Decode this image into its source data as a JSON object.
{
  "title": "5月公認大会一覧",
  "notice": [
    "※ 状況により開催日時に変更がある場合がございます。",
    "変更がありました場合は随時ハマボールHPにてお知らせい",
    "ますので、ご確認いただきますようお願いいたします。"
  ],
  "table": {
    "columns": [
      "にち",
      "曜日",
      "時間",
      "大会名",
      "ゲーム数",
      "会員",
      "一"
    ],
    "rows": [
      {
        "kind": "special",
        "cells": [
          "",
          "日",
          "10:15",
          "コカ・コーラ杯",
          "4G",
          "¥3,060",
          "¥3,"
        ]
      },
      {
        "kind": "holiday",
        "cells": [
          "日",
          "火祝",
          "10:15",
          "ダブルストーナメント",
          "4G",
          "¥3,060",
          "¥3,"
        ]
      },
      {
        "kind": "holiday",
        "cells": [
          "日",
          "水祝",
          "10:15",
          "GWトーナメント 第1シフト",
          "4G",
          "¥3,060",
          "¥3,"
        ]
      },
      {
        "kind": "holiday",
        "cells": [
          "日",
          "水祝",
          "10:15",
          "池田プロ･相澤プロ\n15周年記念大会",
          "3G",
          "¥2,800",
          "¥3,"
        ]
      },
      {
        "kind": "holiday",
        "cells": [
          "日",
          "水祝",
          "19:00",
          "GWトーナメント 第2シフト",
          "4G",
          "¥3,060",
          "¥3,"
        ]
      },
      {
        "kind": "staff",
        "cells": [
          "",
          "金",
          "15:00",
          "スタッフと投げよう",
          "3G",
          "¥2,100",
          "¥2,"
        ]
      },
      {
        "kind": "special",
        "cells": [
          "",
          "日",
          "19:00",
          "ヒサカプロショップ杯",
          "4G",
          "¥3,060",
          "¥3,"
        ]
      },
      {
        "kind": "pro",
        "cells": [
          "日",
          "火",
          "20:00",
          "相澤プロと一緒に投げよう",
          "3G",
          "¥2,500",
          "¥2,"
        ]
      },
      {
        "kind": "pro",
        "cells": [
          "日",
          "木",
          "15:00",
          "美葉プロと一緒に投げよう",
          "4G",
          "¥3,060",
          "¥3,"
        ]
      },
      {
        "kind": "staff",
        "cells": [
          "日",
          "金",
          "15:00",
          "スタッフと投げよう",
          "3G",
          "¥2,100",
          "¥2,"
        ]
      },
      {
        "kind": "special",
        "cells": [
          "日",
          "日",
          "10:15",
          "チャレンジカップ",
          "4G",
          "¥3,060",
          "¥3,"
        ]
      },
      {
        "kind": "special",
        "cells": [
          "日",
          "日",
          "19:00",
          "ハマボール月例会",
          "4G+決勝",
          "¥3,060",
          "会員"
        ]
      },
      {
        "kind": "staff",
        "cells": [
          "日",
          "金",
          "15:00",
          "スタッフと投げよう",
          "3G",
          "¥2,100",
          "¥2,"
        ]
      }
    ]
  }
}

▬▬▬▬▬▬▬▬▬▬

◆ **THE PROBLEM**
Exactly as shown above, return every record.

◆ **ANSWER SPACE**
Decode this image into its source data as a JSON object.
{
  "title": "5月公認大会一覧",
  "notice": [
    "※ 状況により開催日時に変更がある場合がございます。",
    "変更がありました場合は随時ハマボールHPにてお知らせい",
    "ますので、ご確認いただきますようお願いいたします。"
  ],
  "table": {
    "columns": [
      "にち",
      "曜日",
      "時間",
      "大会名",
      "ゲーム数",
      "会員",
      "一"
    ],
    "rows": [
      {
        "kind": "special",
        "cells": [
          "",
          "日",
          "10:15",
          "コカ・コーラ杯",
          "4G",
          "¥3,060",
          "¥3,"
        ]
      },
      {
        "kind": "holiday",
        "cells": [
          "日",
          "火祝",
          "10:15",
          "ダブルストーナメント",
          "4G",
          "¥3,060",
          "¥3,"
        ]
      },
      {
        "kind": "holiday",
        "cells": [
          "日",
          "水祝",
          "10:15",
          "GWトーナメント 第1シフト",
          "4G",
          "¥3,060",
          "¥3,"
        ]
      },
      {
        "kind": "holiday",
        "cells": [
          "日",
          "水祝",
          "10:15",
          "池田プロ･相澤プロ\n15周年記念大会",
          "3G",
          "¥2,800",
          "¥3,"
        ]
      },
      {
        "kind": "holiday",
        "cells": [
          "日",
          "水祝",
          "19:00",
          "GWトーナメント 第2シフト",
          "4G",
          "¥3,060",
          "¥3,"
        ]
      },
      {
        "kind": "staff",
        "cells": [
          "",
          "金",
          "15:00",
          "スタッフと投げよう",
          "3G",
          "¥2,100",
          "¥2,"
        ]
      },
      {
        "kind": "special",
        "cells": [
          "",
          "日",
          "19:00",
          "ヒサカプロショップ杯",
          "4G",
          "¥3,060",
          "¥3,"
        ]
      },
      {
        "kind": "pro",
        "cells": [
          "日",
          "火",
          "20:00",
          "相澤プロと一緒に投げよう",
          "3G",
          "¥2,500",
          "¥2,"
        ]
      },
      {
        "kind": "pro",
        "cells": [
          "日",
          "木",
          "15:00",
          "美葉プロと一緒に投げよう",
          "4G",
          "¥3,060",
          "¥3,"
        ]
      },
      {
        "kind": "staff",
        "cells": [
          "日",
          "金",
          "15:00",
          "スタッフと投げよう",
          "3G",
          "¥2,100",
          "¥2,"
        ]
      },
      {
        "kind": "special",
        "cells": [
          "日",
          "日",
          "10:15",
          "チャレンジカップ",
          "4G",
          "¥3,060",
          "¥3,"
        ]
      },
      {
        "kind": "special",
        "cells": [
          "日",
          "日",
          "19:00",
          "ハマボール月例会",
          "4G+決勝",
          "¥3,060",
          "会員"
        ]
      },
      {
        "kind": "staff",
        "cells": [
          "日",
          "金",
          "15:00",
          "スタッフと投げよう",
          "3G",
          "¥2,100",
          "¥2,"
        ]
      }
    ]
  }
}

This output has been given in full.